Graves disease following radioiodine therapy for toxic adenoma: Clinical case report
There is a low risk of developing Graves disease (GD) with elevated thyrotropin receptor antibodies (TRAbs) in patients undergoing radioiodine therapy for toxic adenoma.Patient concerns:
An old female patient with a history of Hashimoto thyroiditis was referred to our department due to thyrotoxic symptoms. After the administration of radioiodine, a significant remission was achieved. However, after 4 months, she was referred to our department again due to recurrence of hyperthyroid symptoms.Diagnoses:
Based on the results of laboratory test, thyroid scan and ultrasound examination, she was diagnosed as thyrotoxicosis induced by toxic adenoma at the first visit. However, 4 months later, she was diagnosed as Graves’ disease at the second visit.Interventions:
She received radioiodine therapy two times with different doses of 15 mCi and 12 mCi.Outcomes:
After the administration of 15 mCi radioiodine, her thyroid hormones and clinical symptoms showed significant improvement. However, 4 months later, she presented thyrotoxicosis again. After the second radioiodine therapy with a lower dose, her clinical symptoms moved towards normalization during regular follow up.Lessons:

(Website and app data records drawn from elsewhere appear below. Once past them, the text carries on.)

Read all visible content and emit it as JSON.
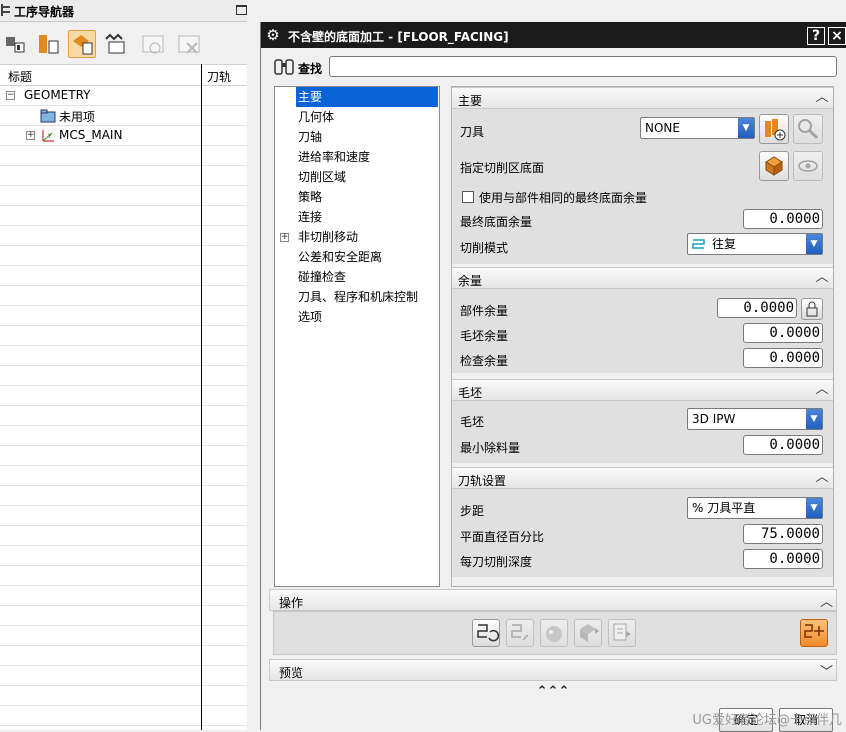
{
  "navigator": {
    "title": "工序导航器",
    "columns": {
      "name": "标题",
      "toolpath": "刀轨"
    },
    "tree": [
      {
        "label": "GEOMETRY",
        "expander": "⊟"
      },
      {
        "label": "未用项"
      },
      {
        "label": "MCS_MAIN",
        "expander": "+"
      }
    ]
  },
  "dialog": {
    "title": "不含壁的底面加工 - [FLOOR_FACING]",
    "help": "?",
    "close": "×",
    "find_label": "查找",
    "find_value": "",
    "pages": [
      "主要",
      "几何体",
      "刀轴",
      "进给率和速度",
      "切削区域",
      "策略",
      "连接",
      "非切削移动",
      "公差和安全距离",
      "碰撞检查",
      "刀具、程序和机床控制",
      "选项"
    ],
    "selected_page": "主要",
    "groups": {
      "main": {
        "title": "主要",
        "tool_label": "刀具",
        "tool_value": "NONE",
        "cut_floor_label": "指定切削区底面",
        "same_floor_stock_label": "使用与部件相同的最终底面余量",
        "final_floor_stock_label": "最终底面余量",
        "final_floor_stock_value": "0.0000",
        "cut_pattern_label": "切削模式",
        "cut_pattern_value": "往复"
      },
      "stock": {
        "title": "余量",
        "part_stock_label": "部件余量",
        "part_stock_value": "0.0000",
        "blank_stock_label": "毛坯余量",
        "blank_stock_value": "0.0000",
        "check_stock_label": "检查余量",
        "check_stock_value": "0.0000"
      },
      "blank": {
        "title": "毛坯",
        "blank_label": "毛坯",
        "blank_value": "3D IPW",
        "min_removal_label": "最小除料量",
        "min_removal_value": "0.0000"
      },
      "path": {
        "title": "刀轨设置",
        "stepover_label": "步距",
        "stepover_value": "% 刀具平直",
        "flat_diam_label": "平面直径百分比",
        "flat_diam_value": "75.0000",
        "depth_label": "每刀切削深度",
        "depth_value": "0.0000"
      }
    },
    "operations_label": "操作",
    "preview_label": "预览",
    "more": "⌃⌃⌃",
    "ok": "确定",
    "cancel": "取消"
  },
  "watermark": "UG爱好者论坛@十点伴几"
}
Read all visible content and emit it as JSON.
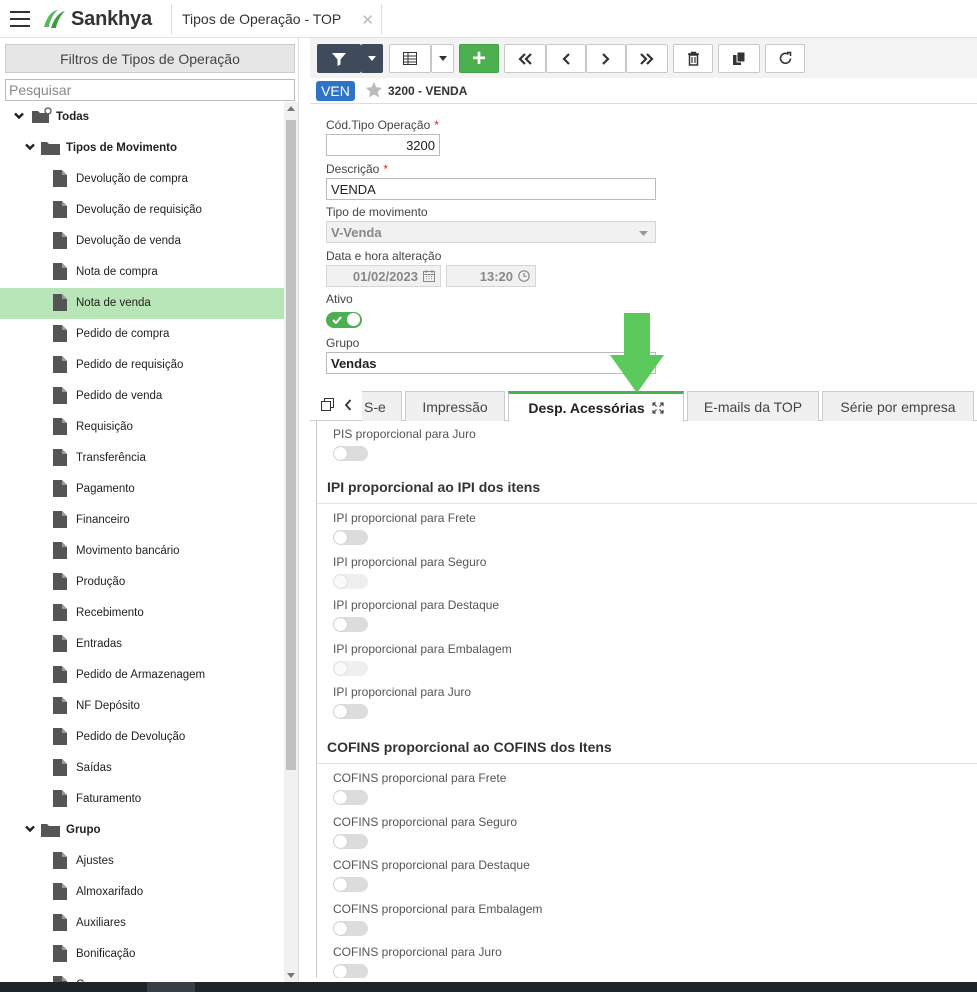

Toxic adenoma and GD are considered as 2 distinct disease entities; however, radioiodine therapy for toxic adenoma may induce GD. We should learn to differentiate these 2 disorders prior to radioiodine therapy because of different treatment strategies and goals.